*What the exercise asks*:
Exclude the pictures; give every entry again exactly as written.

++++ Records supplied ++++

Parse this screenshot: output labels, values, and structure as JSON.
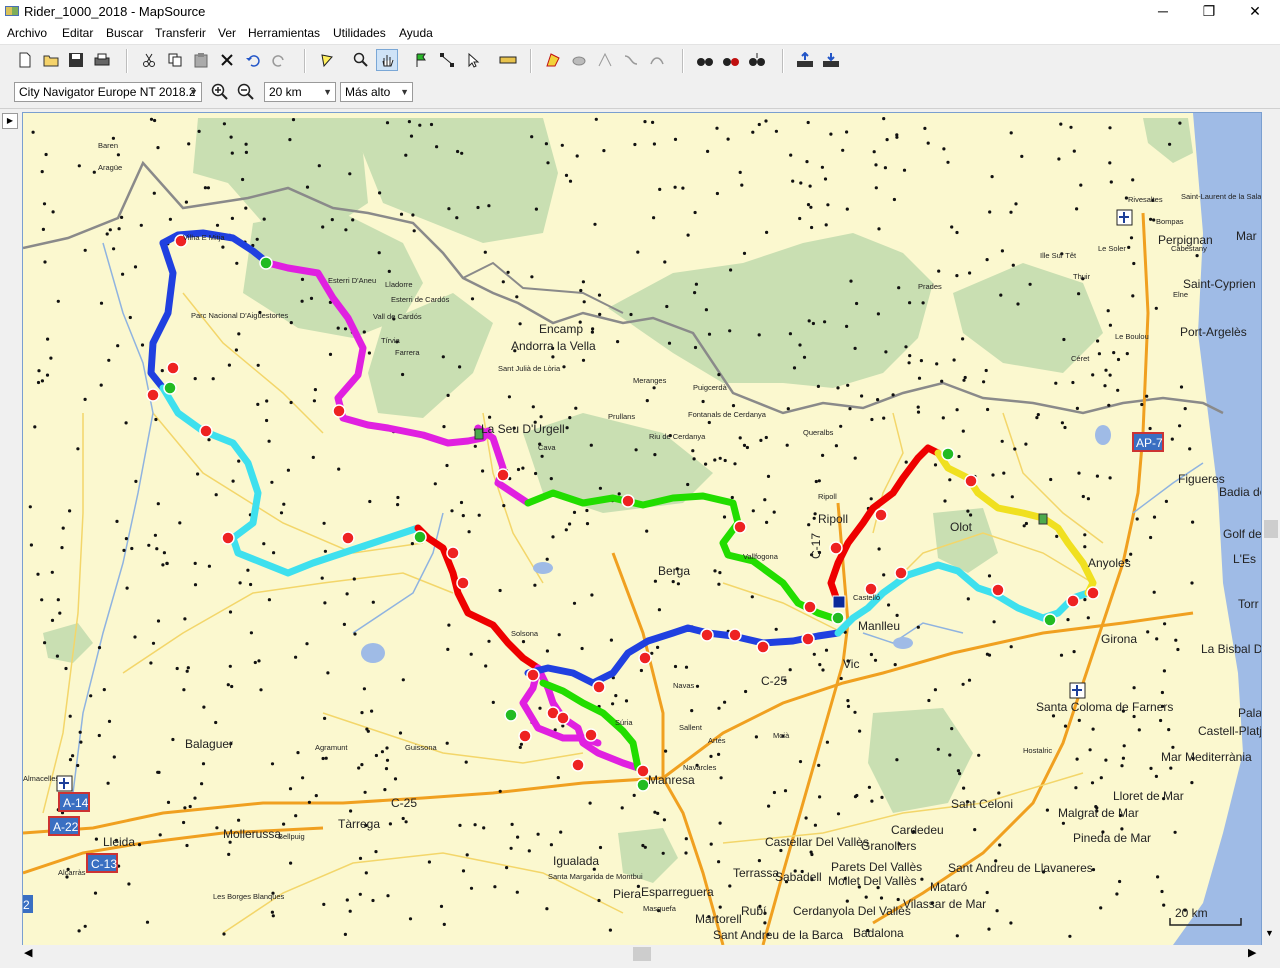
{
  "window": {
    "title": "Rider_1000_2018 - MapSource",
    "minimize": "─",
    "maximize": "❐",
    "close": "✕"
  },
  "menu": [
    "Archivo",
    "Editar",
    "Buscar",
    "Transferir",
    "Ver",
    "Herramientas",
    "Utilidades",
    "Ayuda"
  ],
  "toolbar": {
    "icons": [
      "new-file-icon",
      "open-folder-icon",
      "save-icon",
      "print-icon",
      "cut-icon",
      "copy-icon",
      "paste-icon",
      "delete-icon",
      "undo-icon",
      "redo-icon",
      "select-icon",
      "zoom-tool-icon",
      "pan-hand-icon",
      "waypoint-flag-icon",
      "route-tool-icon",
      "pointer-icon",
      "measure-icon",
      "track-edit-icon",
      "eraser-icon",
      "track-join-icon",
      "track-divide-icon",
      "track-filter-icon",
      "find-binoculars-icon",
      "find-address-icon",
      "find-nearest-icon",
      "receive-from-device-icon",
      "send-to-device-icon"
    ]
  },
  "map_controls": {
    "map_product": "City Navigator Europe NT 2018.2",
    "zoom_level": "20 km",
    "detail_level": "Más alto",
    "zoom_in_icon": "zoom-in-icon",
    "zoom_out_icon": "zoom-out-icon"
  },
  "map": {
    "scale_label": "20 km",
    "places_large": [
      {
        "name": "Encamp"
      },
      {
        "name": "Andorra la Vella"
      },
      {
        "name": "La Seu D'Urgell"
      },
      {
        "name": "Perpignan"
      },
      {
        "name": "Saint-Cyprien"
      },
      {
        "name": "Port-Argelès"
      },
      {
        "name": "Berga"
      },
      {
        "name": "Ripoll"
      },
      {
        "name": "Olot"
      },
      {
        "name": "Manlleu"
      },
      {
        "name": "Vic"
      },
      {
        "name": "Girona"
      },
      {
        "name": "Figueres"
      },
      {
        "name": "Manresa"
      },
      {
        "name": "Balaguer"
      },
      {
        "name": "Tàrrega"
      },
      {
        "name": "Lleida"
      },
      {
        "name": "Igualada"
      },
      {
        "name": "Terrassa"
      },
      {
        "name": "Sabadell"
      },
      {
        "name": "Mataró"
      },
      {
        "name": "Granollers"
      },
      {
        "name": "Badalona"
      },
      {
        "name": "Rubí"
      },
      {
        "name": "Martorell"
      },
      {
        "name": "Cardedeu"
      },
      {
        "name": "Santa Coloma de Farners"
      },
      {
        "name": "Sant Celoni"
      },
      {
        "name": "Lloret de Mar"
      },
      {
        "name": "Malgrat de Mar"
      },
      {
        "name": "Pineda de Mar"
      },
      {
        "name": "Mar Mediterrània"
      },
      {
        "name": "Castell-Platja"
      },
      {
        "name": "La Bisbal D'E"
      },
      {
        "name": "Badia de"
      },
      {
        "name": "Golf de"
      },
      {
        "name": "L'Es"
      },
      {
        "name": "Torr"
      },
      {
        "name": "Pala"
      },
      {
        "name": "Mollerussa"
      },
      {
        "name": "Esparreguera"
      },
      {
        "name": "Piera"
      },
      {
        "name": "Castellar Del Vallès"
      },
      {
        "name": "Parets Del Vallès"
      },
      {
        "name": "Mollet Del Vallès"
      },
      {
        "name": "Sant Andreu de Llavaneres"
      },
      {
        "name": "Vilassar de Mar"
      },
      {
        "name": "Cerdanyola Del Vallès"
      },
      {
        "name": "Sant Andreu de la Barca"
      },
      {
        "name": "Mar"
      },
      {
        "name": "Anyoles"
      },
      {
        "name": "Vic"
      }
    ],
    "places_small": [
      "Baren",
      "Aragüe",
      "Vilha E Mitja",
      "Esterri D'Aneu",
      "Lladorre",
      "Esterri de Cardós",
      "Parc Nacional D'Aigüestortes",
      "Vall de Cardós",
      "Tírvia",
      "Farrera",
      "Sant Julià de Lòria",
      "Meranges",
      "Puigcerdà",
      "Prullans",
      "Fontanals de Cerdanya",
      "Riu de Cerdanya",
      "Queralbs",
      "Cava",
      "Rivesaltes",
      "Saint-Laurent de la Salanque",
      "Bompas",
      "Ille Sur Têt",
      "Le Soler",
      "Cabestany",
      "Thuir",
      "Elne",
      "Le Boulou",
      "Céret",
      "Prades",
      "Navas",
      "Súria",
      "Sallent",
      "Artés",
      "Navarcles",
      "Agramunt",
      "Guissona",
      "Bellpuig",
      "Alcarràs",
      "Les Borges Blanques",
      "Santa Margarida de Montbui",
      "Masquefa",
      "Almacelles",
      "Solsona",
      "Ripoll",
      "Vallfogona",
      "Moià",
      "Castelló",
      "Hostalric"
    ],
    "road_shields": [
      {
        "label": "AP-7",
        "color": "#3a6fc2"
      },
      {
        "label": "A-14",
        "color": "#3a6fc2"
      },
      {
        "label": "A-22",
        "color": "#3a6fc2"
      },
      {
        "label": "C-13",
        "color": "#3a6fc2"
      },
      {
        "label": "2",
        "color": "#3a6fc2"
      }
    ],
    "road_labels": [
      "C-25",
      "C-25",
      "C-17"
    ],
    "track_colors": {
      "magenta": "#e020e0",
      "cyan": "#3ee0ee",
      "green": "#22dd00",
      "red": "#ee0000",
      "blue": "#2040e0",
      "yellow": "#f0e020"
    }
  }
}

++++

*Task response*:
Parse this screenshot: output labels, values, and structure as JSON.
{
  "window": {
    "title": "Rider_1000_2018 - MapSource",
    "minimize": "─",
    "maximize": "❐",
    "close": "✕"
  },
  "menu": [
    "Archivo",
    "Editar",
    "Buscar",
    "Transferir",
    "Ver",
    "Herramientas",
    "Utilidades",
    "Ayuda"
  ],
  "toolbar": {
    "icons": [
      "new-file-icon",
      "open-folder-icon",
      "save-icon",
      "print-icon",
      "cut-icon",
      "copy-icon",
      "paste-icon",
      "delete-icon",
      "undo-icon",
      "redo-icon",
      "select-icon",
      "zoom-tool-icon",
      "pan-hand-icon",
      "waypoint-flag-icon",
      "route-tool-icon",
      "pointer-icon",
      "measure-icon",
      "track-edit-icon",
      "eraser-icon",
      "track-join-icon",
      "track-divide-icon",
      "track-filter-icon",
      "find-binoculars-icon",
      "find-address-icon",
      "find-nearest-icon",
      "receive-from-device-icon",
      "send-to-device-icon"
    ]
  },
  "map_controls": {
    "map_product": "City Navigator Europe NT 2018.2",
    "zoom_level": "20 km",
    "detail_level": "Más alto",
    "zoom_in_icon": "zoom-in-icon",
    "zoom_out_icon": "zoom-out-icon"
  },
  "map": {
    "scale_label": "20 km",
    "places_large": [
      {
        "name": "Encamp"
      },
      {
        "name": "Andorra la Vella"
      },
      {
        "name": "La Seu D'Urgell"
      },
      {
        "name": "Perpignan"
      },
      {
        "name": "Saint-Cyprien"
      },
      {
        "name": "Port-Argelès"
      },
      {
        "name": "Berga"
      },
      {
        "name": "Ripoll"
      },
      {
        "name": "Olot"
      },
      {
        "name": "Manlleu"
      },
      {
        "name": "Vic"
      },
      {
        "name": "Girona"
      },
      {
        "name": "Figueres"
      },
      {
        "name": "Manresa"
      },
      {
        "name": "Balaguer"
      },
      {
        "name": "Tàrrega"
      },
      {
        "name": "Lleida"
      },
      {
        "name": "Igualada"
      },
      {
        "name": "Terrassa"
      },
      {
        "name": "Sabadell"
      },
      {
        "name": "Mataró"
      },
      {
        "name": "Granollers"
      },
      {
        "name": "Badalona"
      },
      {
        "name": "Rubí"
      },
      {
        "name": "Martorell"
      },
      {
        "name": "Cardedeu"
      },
      {
        "name": "Santa Coloma de Farners"
      },
      {
        "name": "Sant Celoni"
      },
      {
        "name": "Lloret de Mar"
      },
      {
        "name": "Malgrat de Mar"
      },
      {
        "name": "Pineda de Mar"
      },
      {
        "name": "Mar Mediterrània"
      },
      {
        "name": "Castell-Platja"
      },
      {
        "name": "La Bisbal D'E"
      },
      {
        "name": "Badia de"
      },
      {
        "name": "Golf de"
      },
      {
        "name": "L'Es"
      },
      {
        "name": "Torr"
      },
      {
        "name": "Pala"
      },
      {
        "name": "Mollerussa"
      },
      {
        "name": "Esparreguera"
      },
      {
        "name": "Piera"
      },
      {
        "name": "Castellar Del Vallès"
      },
      {
        "name": "Parets Del Vallès"
      },
      {
        "name": "Mollet Del Vallès"
      },
      {
        "name": "Sant Andreu de Llavaneres"
      },
      {
        "name": "Vilassar de Mar"
      },
      {
        "name": "Cerdanyola Del Vallès"
      },
      {
        "name": "Sant Andreu de la Barca"
      },
      {
        "name": "Mar"
      },
      {
        "name": "Anyoles"
      },
      {
        "name": "Vic"
      }
    ],
    "places_small": [
      "Baren",
      "Aragüe",
      "Vilha E Mitja",
      "Esterri D'Aneu",
      "Lladorre",
      "Esterri de Cardós",
      "Parc Nacional D'Aigüestortes",
      "Vall de Cardós",
      "Tírvia",
      "Farrera",
      "Sant Julià de Lòria",
      "Meranges",
      "Puigcerdà",
      "Prullans",
      "Fontanals de Cerdanya",
      "Riu de Cerdanya",
      "Queralbs",
      "Cava",
      "Rivesaltes",
      "Saint-Laurent de la Salanque",
      "Bompas",
      "Ille Sur Têt",
      "Le Soler",
      "Cabestany",
      "Thuir",
      "Elne",
      "Le Boulou",
      "Céret",
      "Prades",
      "Navas",
      "Súria",
      "Sallent",
      "Artés",
      "Navarcles",
      "Agramunt",
      "Guissona",
      "Bellpuig",
      "Alcarràs",
      "Les Borges Blanques",
      "Santa Margarida de Montbui",
      "Masquefa",
      "Almacelles",
      "Solsona",
      "Ripoll",
      "Vallfogona",
      "Moià",
      "Castelló",
      "Hostalric"
    ],
    "road_shields": [
      {
        "label": "AP-7",
        "color": "#3a6fc2"
      },
      {
        "label": "A-14",
        "color": "#3a6fc2"
      },
      {
        "label": "A-22",
        "color": "#3a6fc2"
      },
      {
        "label": "C-13",
        "color": "#3a6fc2"
      },
      {
        "label": "2",
        "color": "#3a6fc2"
      }
    ],
    "road_labels": [
      "C-25",
      "C-25",
      "C-17"
    ],
    "track_colors": {
      "magenta": "#e020e0",
      "cyan": "#3ee0ee",
      "green": "#22dd00",
      "red": "#ee0000",
      "blue": "#2040e0",
      "yellow": "#f0e020"
    }
  }
}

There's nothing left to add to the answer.